There is nothing much to say in terms of the film’s flaws and imperfections. There are some, but given the demanding scope of the material and the production, they are considerably passable as they don’t reach the point of annoyance. For instance, there are some rubbles in Hogwarts that tend to look “too light” and unlikely in certain shots. There are also some slight visual effects shortcomings including how the two leads are shown in the epilogue. Except for Ron and Ginnie who look significantly older, Harry and Hermione don’t look convincing enough to have significantly aged after 19 years. Yet, this is a more subjective concern that may vary from one viewer to another.
The commitment of the studio to make this lucrative franchise the way it is pays off very well.
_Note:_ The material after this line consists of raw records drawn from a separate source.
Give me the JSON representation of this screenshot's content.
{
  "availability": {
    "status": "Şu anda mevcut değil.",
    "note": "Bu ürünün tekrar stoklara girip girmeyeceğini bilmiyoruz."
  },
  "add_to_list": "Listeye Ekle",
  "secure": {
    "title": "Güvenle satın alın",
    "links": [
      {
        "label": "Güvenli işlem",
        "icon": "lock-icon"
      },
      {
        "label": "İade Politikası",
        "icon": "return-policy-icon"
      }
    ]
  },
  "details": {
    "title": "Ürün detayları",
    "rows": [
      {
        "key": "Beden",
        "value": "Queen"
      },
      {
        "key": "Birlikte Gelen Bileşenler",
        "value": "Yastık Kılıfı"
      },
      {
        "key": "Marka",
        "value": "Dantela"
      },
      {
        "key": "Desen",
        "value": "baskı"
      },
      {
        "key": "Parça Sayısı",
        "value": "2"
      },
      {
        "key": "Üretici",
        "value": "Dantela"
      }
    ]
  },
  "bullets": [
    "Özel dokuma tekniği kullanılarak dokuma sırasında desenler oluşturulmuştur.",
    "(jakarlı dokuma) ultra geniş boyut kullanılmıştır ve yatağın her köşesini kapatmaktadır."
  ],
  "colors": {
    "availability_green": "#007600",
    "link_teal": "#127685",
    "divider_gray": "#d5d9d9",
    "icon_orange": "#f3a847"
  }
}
Consistent throughout the eight “Harry Potter” films, the eye candy magical effects and the grand musical score and sound design don’t work as separate elements. They work together to make all the films captivating. It’s the whole package, alongside the emotional aspect of the story, that allows the movie franchise to really shine.
As the end to the seven-book saga’s motion-picture offerings, “Harry Potter and the Deathly Hallows Part 2” works as a powerful film that is undoubtedly a vital part of the larger picture — the film franchise itself. Ultimately, it is meant for the fans as a worthy conclusion to a decade-long affair with Harry Potter and his magical journey with his allies and enemies. It dares to post some eternal questions about life, humanity, and the society. These questions will most likely stay with the audience even after this final film draws to a close.